It’s hard to believe a “must have” communication technology that was popular when I was in college could be obsolete (as some recent headlines have indicated) before my 25th year school reunion this November. Yes, I’m talking about voicemail.
Voicemail is not dying per se, in that it will be entirely dead soon; it’s being replaced by a multitude of other instant communication technologies that people prefer. For some people, it’s overlooked as a first option to connect, because we’ve moved from the world of non-simultaneous voicemail used mainly with desk phones, to a constantly-connected society.
We communicate using a variety of smart devices via voice and instant messaging, fueled by the broad accessibility and real-time presence of who you want to reach. We’ve changed the expectation of seeking instant gratification of getting a response to seconds or minutes, not hours, thus driving the obsession with constantly using and checking mobile devices for activity.
Avaya gets this, and has solutions that let users control how and when they wish to be reached, in which locations on which devices and when. They can be accessible anywhere, anytime and by anyone, or limit access by time, place and device–even by who.
Simple example: Avaya’s Engagement Development Platform enables bankers to set up business rules to ensure their most important investor customers can always reach them, rather than going to voicemail.
If you’re an investor, you want your banker to respond in seconds, because time is money, and leaving a voicemail is just not an option. By enabling the banker to prioritize their most important callers and ensure they are reachable, they provide “white glove” service to the customers who need it the most.
The message is clear–a voicemail message won’t be sufficient if the answer comes back after the market has closed. To prevent that investor’s account from being closed, this bank gets it. They know the rules of customer engagement are to satisfy the requirements whereby every business is different, and knowing the expectations difference between customers is knowing how to serve and retain them.
Voicemail will continue to be relevant for some organizations. It’s part of their culture and way of doing business. For others, not as much. But the largest group we see are those evolving to solutions that allow ‘fit for purpose’ – meaning, whatever the user and situation calls for, it’s at their fingertips.

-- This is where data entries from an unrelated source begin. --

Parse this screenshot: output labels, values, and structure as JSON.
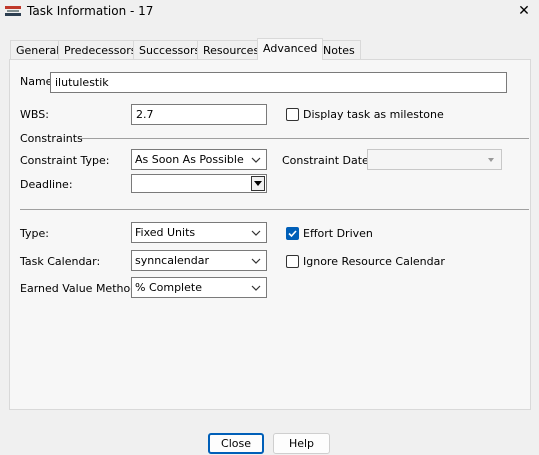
{
  "window": {
    "title": "Task Information - 17",
    "icon": "app-logo-icon",
    "close_glyph": "✕"
  },
  "tabs": [
    {
      "label": "General",
      "active": false
    },
    {
      "label": "Predecessors",
      "active": false
    },
    {
      "label": "Successors",
      "active": false
    },
    {
      "label": "Resources",
      "active": false
    },
    {
      "label": "Advanced",
      "active": true
    },
    {
      "label": "Notes",
      "active": false
    }
  ],
  "form": {
    "name_label": "Name:",
    "name_value": "ilutulestik",
    "wbs_label": "WBS:",
    "wbs_value": "2.7",
    "milestone_label": "Display task as milestone",
    "milestone_checked": false,
    "constraints_heading": "Constraints",
    "constraint_type_label": "Constraint Type:",
    "constraint_type_value": "As Soon As Possible",
    "constraint_date_label": "Constraint Date:",
    "constraint_date_value": "",
    "deadline_label": "Deadline:",
    "deadline_value": "",
    "type_label": "Type:",
    "type_value": "Fixed Units",
    "effort_driven_label": "Effort Driven",
    "effort_driven_checked": true,
    "task_calendar_label": "Task Calendar:",
    "task_calendar_value": "synncalendar",
    "ignore_calendar_label": "Ignore Resource Calendar",
    "ignore_calendar_checked": false,
    "earned_value_label": "Earned Value Method:",
    "earned_value_value": "% Complete"
  },
  "buttons": {
    "close_label": "Close",
    "help_label": "Help"
  },
  "colors": {
    "accent": "#005fb8",
    "panel": "#f7f7f7",
    "window": "#f0f0f0"
  }
}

We see all ends of the spectrum, and Avaya’s engagement solutions span the spectrum for realtime and non-realtime communications–including leaving text messages to be retrieved immediately, instead of leaving a voice message. For example, people frequently send SMS messages to my Avaya phone number, which also appears on my business card, and it magically appears on my personal iPhone and iPad while keeping my personal number private.
Over the past several years, we have invested in virtually every form of media. We want customers to have what’s right for their business and can provide voicemail if they so choose and evolve their systems to include those alternatives to voicemail. Give employees the power to be reachable when and how they wish to be reached, and they will be more productive. You are the CIO of yourself, and simplicity of making communications available gets results.